For decades, popular perception has held that heart attacks affect men more than women. But as it turns out, this is actually not the case. In fact, women are just as likely to experience a heart attack as men—they’re just experiencing it differently. In most cases, a woman’s symptoms are less obvious than a man’s and could be mistaken for some other condition. This means they may go undiagnosed or misdiagnosed until the damage is done. To help you understand the differences between men and women’s heart attack symptoms, we’ve broken down what each one looks like below.
Men and women can experience the same symptoms, but there are some differences. Women may experience more subtle or atypical symptoms than men, because they are less likely to recognize that what they’re feeling could be a heart attack. Some women describe the pain of heart attack as being in their neck or jaw instead of their chest.
While these differences exist between men and women’s heart attack symptoms, it’s important to note that neither sex has a monopoly on any one symptom. In other words, it’s possible for a man or woman to have all of the classic signs and symptoms—and it’s also possible for people who look perfectly healthy and don’t fit any kind of stereotype at all (young or old) to have just as many chances at having a heart attack.

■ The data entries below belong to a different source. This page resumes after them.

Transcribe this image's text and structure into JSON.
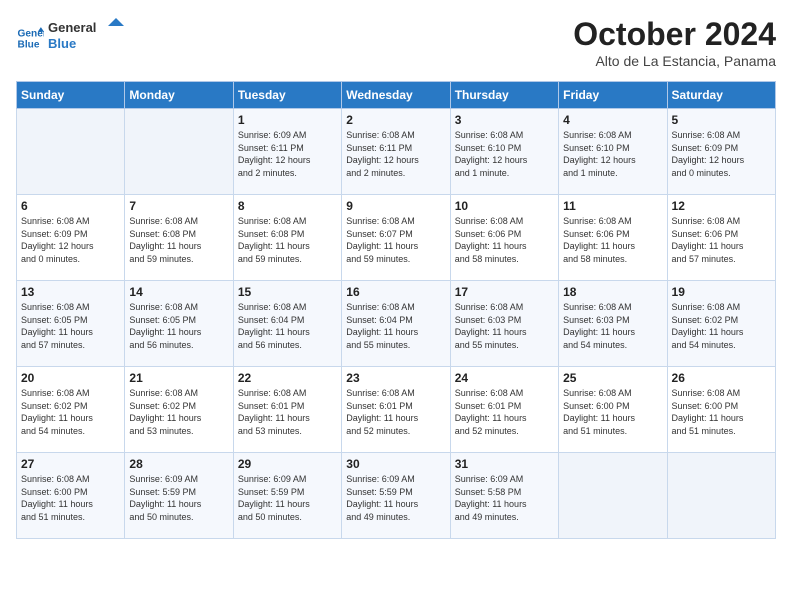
{
  "logo": {
    "line1": "General",
    "line2": "Blue"
  },
  "title": "October 2024",
  "subtitle": "Alto de La Estancia, Panama",
  "weekdays": [
    "Sunday",
    "Monday",
    "Tuesday",
    "Wednesday",
    "Thursday",
    "Friday",
    "Saturday"
  ],
  "weeks": [
    [
      {
        "day": "",
        "content": ""
      },
      {
        "day": "",
        "content": ""
      },
      {
        "day": "1",
        "content": "Sunrise: 6:09 AM\nSunset: 6:11 PM\nDaylight: 12 hours\nand 2 minutes."
      },
      {
        "day": "2",
        "content": "Sunrise: 6:08 AM\nSunset: 6:11 PM\nDaylight: 12 hours\nand 2 minutes."
      },
      {
        "day": "3",
        "content": "Sunrise: 6:08 AM\nSunset: 6:10 PM\nDaylight: 12 hours\nand 1 minute."
      },
      {
        "day": "4",
        "content": "Sunrise: 6:08 AM\nSunset: 6:10 PM\nDaylight: 12 hours\nand 1 minute."
      },
      {
        "day": "5",
        "content": "Sunrise: 6:08 AM\nSunset: 6:09 PM\nDaylight: 12 hours\nand 0 minutes."
      }
    ],
    [
      {
        "day": "6",
        "content": "Sunrise: 6:08 AM\nSunset: 6:09 PM\nDaylight: 12 hours\nand 0 minutes."
      },
      {
        "day": "7",
        "content": "Sunrise: 6:08 AM\nSunset: 6:08 PM\nDaylight: 11 hours\nand 59 minutes."
      },
      {
        "day": "8",
        "content": "Sunrise: 6:08 AM\nSunset: 6:08 PM\nDaylight: 11 hours\nand 59 minutes."
      },
      {
        "day": "9",
        "content": "Sunrise: 6:08 AM\nSunset: 6:07 PM\nDaylight: 11 hours\nand 59 minutes."
      },
      {
        "day": "10",
        "content": "Sunrise: 6:08 AM\nSunset: 6:06 PM\nDaylight: 11 hours\nand 58 minutes."
      },
      {
        "day": "11",
        "content": "Sunrise: 6:08 AM\nSunset: 6:06 PM\nDaylight: 11 hours\nand 58 minutes."
      },
      {
        "day": "12",
        "content": "Sunrise: 6:08 AM\nSunset: 6:06 PM\nDaylight: 11 hours\nand 57 minutes."
      }
    ],
    [
      {
        "day": "13",
        "content": "Sunrise: 6:08 AM\nSunset: 6:05 PM\nDaylight: 11 hours\nand 57 minutes."
      },
      {
        "day": "14",
        "content": "Sunrise: 6:08 AM\nSunset: 6:05 PM\nDaylight: 11 hours\nand 56 minutes."
      },
      {
        "day": "15",
        "content": "Sunrise: 6:08 AM\nSunset: 6:04 PM\nDaylight: 11 hours\nand 56 minutes."
      },
      {
        "day": "16",
        "content": "Sunrise: 6:08 AM\nSunset: 6:04 PM\nDaylight: 11 hours\nand 55 minutes."
      },
      {
        "day": "17",
        "content": "Sunrise: 6:08 AM\nSunset: 6:03 PM\nDaylight: 11 hours\nand 55 minutes."
      },
      {
        "day": "18",
        "content": "Sunrise: 6:08 AM\nSunset: 6:03 PM\nDaylight: 11 hours\nand 54 minutes."
      },
      {
        "day": "19",
        "content": "Sunrise: 6:08 AM\nSunset: 6:02 PM\nDaylight: 11 hours\nand 54 minutes."
      }
    ],
    [
      {
        "day": "20",
        "content": "Sunrise: 6:08 AM\nSunset: 6:02 PM\nDaylight: 11 hours\nand 54 minutes."
      },
      {
        "day": "21",
        "content": "Sunrise: 6:08 AM\nSunset: 6:02 PM\nDaylight: 11 hours\nand 53 minutes."
      },
      {
        "day": "22",
        "content": "Sunrise: 6:08 AM\nSunset: 6:01 PM\nDaylight: 11 hours\nand 53 minutes."
      },
      {
        "day": "23",
        "content": "Sunrise: 6:08 AM\nSunset: 6:01 PM\nDaylight: 11 hours\nand 52 minutes."
      },
      {
        "day": "24",
        "content": "Sunrise: 6:08 AM\nSunset: 6:01 PM\nDaylight: 11 hours\nand 52 minutes."
      },
      {
        "day": "25",
        "content": "Sunrise: 6:08 AM\nSunset: 6:00 PM\nDaylight: 11 hours\nand 51 minutes."
      },
      {
        "day": "26",
        "content": "Sunrise: 6:08 AM\nSunset: 6:00 PM\nDaylight: 11 hours\nand 51 minutes."
      }
    ],
    [
      {
        "day": "27",
        "content": "Sunrise: 6:08 AM\nSunset: 6:00 PM\nDaylight: 11 hours\nand 51 minutes."
      },
      {
        "day": "28",
        "content": "Sunrise: 6:09 AM\nSunset: 5:59 PM\nDaylight: 11 hours\nand 50 minutes."
      },
      {
        "day": "29",
        "content": "Sunrise: 6:09 AM\nSunset: 5:59 PM\nDaylight: 11 hours\nand 50 minutes."
      },
      {
        "day": "30",
        "content": "Sunrise: 6:09 AM\nSunset: 5:59 PM\nDaylight: 11 hours\nand 49 minutes."
      },
      {
        "day": "31",
        "content": "Sunrise: 6:09 AM\nSunset: 5:58 PM\nDaylight: 11 hours\nand 49 minutes."
      },
      {
        "day": "",
        "content": ""
      },
      {
        "day": "",
        "content": ""
      }
    ]
  ]
}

The best way to protect yourself against heart attacks? Be aware of your risk factors and pay attention to what your body is telling you. If you’re experiencing symptoms, don’t ignore them! Speaking up to a doctor can be hard, but it’s worth it if it could potentially save your life.